Catching a wave may be harder than it seems, but after a class or two even the most challenged surfer can maneuver on a board. "The most important thing is somebody's will — if they want to do it," says Patrick Murphy, owner of Venice-based Learn to Surf LA. "The oldest person we've had here was 72, and he stood up on his board."
Beginning surf classes cover not only the basics of paddling and how to go from a lying to a standing position but also safety and even surfing etiquette. (One tip: Don't muscle in on someone else's wave.)
"I work out all the time, and nothing fatigues me more than paddling a surfboard," says Majid Ali, who surfs every summer with his 10- and 12-year-old sons. Surfing provides a great workout for them as well. "It's great for their balance and is a good adjunct for the other sports they do, like martial arts, baseball, basketball and skateboarding."
Surfing, he adds, reminds him of how he was active as a child: "As kids we were always climbing things and moving on a multi-axial plane. But as we get older the things we do are more linear, like running or lifting weights. This forces you to work on balance."
It's a great mental challenge too, since surfers have to think about timing and how to suss out the good waves. But the biggest reward might come when the sun sets. "You're euphoric yet mellow by the end of the day," Ali says.

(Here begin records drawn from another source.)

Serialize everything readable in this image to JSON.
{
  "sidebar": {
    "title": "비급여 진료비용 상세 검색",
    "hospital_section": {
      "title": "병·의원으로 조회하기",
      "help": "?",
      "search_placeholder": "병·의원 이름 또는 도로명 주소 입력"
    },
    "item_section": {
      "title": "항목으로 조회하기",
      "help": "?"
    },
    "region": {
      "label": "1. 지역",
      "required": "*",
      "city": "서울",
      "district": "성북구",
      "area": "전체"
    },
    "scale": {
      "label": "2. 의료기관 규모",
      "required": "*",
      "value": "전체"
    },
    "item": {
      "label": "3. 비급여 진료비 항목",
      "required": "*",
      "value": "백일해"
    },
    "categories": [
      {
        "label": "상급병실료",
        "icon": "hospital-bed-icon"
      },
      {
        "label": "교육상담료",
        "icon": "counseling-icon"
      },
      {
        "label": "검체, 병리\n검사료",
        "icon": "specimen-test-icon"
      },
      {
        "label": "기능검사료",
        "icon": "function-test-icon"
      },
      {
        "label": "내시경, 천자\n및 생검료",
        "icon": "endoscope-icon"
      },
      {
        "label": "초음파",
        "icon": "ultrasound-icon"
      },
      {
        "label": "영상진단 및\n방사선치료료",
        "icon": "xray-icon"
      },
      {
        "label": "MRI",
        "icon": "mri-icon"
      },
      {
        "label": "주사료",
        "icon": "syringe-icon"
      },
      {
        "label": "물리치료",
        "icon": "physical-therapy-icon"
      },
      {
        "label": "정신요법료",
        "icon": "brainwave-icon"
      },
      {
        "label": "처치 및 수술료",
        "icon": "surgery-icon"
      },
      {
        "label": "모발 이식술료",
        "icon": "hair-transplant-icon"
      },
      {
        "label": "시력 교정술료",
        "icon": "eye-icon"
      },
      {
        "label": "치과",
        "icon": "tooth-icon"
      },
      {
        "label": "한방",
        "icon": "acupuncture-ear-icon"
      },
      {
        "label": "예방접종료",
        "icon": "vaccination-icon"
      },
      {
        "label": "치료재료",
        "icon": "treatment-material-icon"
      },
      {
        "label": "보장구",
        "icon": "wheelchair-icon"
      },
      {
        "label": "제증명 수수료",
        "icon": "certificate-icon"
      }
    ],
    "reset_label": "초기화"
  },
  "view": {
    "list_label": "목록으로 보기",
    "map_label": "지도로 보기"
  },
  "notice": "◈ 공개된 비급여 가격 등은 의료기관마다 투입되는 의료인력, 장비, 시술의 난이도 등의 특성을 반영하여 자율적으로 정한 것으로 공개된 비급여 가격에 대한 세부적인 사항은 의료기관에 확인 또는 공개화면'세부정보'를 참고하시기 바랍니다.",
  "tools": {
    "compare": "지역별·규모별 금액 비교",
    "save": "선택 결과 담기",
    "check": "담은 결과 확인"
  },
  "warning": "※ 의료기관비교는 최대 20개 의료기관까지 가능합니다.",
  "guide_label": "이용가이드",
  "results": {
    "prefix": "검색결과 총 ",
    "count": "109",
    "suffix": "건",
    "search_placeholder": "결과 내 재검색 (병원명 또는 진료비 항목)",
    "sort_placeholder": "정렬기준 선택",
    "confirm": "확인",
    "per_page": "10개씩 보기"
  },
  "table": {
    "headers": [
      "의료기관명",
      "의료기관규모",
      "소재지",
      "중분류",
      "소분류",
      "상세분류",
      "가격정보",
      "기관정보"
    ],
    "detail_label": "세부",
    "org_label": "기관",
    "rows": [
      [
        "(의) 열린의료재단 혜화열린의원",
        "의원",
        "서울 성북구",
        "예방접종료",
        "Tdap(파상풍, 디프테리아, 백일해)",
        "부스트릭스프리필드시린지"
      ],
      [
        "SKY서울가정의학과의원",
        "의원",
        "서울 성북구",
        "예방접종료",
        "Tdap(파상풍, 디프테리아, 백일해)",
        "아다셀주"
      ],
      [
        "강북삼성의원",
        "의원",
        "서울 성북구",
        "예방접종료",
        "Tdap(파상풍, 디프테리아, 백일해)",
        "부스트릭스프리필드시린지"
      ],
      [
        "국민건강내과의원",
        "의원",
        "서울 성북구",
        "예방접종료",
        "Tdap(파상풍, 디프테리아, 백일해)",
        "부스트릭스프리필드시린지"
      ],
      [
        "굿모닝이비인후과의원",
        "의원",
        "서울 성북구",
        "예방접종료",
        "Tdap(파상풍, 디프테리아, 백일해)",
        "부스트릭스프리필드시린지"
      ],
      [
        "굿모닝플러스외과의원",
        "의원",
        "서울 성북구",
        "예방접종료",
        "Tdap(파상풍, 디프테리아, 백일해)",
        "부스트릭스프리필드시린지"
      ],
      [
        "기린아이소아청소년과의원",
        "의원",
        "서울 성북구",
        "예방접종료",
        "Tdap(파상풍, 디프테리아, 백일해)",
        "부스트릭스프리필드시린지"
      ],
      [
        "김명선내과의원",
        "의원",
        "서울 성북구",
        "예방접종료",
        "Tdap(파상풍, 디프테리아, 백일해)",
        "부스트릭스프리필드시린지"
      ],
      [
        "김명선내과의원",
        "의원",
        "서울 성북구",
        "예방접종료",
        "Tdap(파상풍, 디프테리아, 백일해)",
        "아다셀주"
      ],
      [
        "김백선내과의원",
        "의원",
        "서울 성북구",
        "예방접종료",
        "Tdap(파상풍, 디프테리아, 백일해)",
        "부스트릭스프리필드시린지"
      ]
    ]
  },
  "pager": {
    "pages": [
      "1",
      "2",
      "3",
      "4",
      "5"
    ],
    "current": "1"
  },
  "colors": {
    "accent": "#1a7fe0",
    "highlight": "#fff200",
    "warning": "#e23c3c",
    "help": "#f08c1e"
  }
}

Murphy seconds that sentiment. After a day at the beach, he says, "I find I have maybe an unreasonable tolerance for the other stresses of life."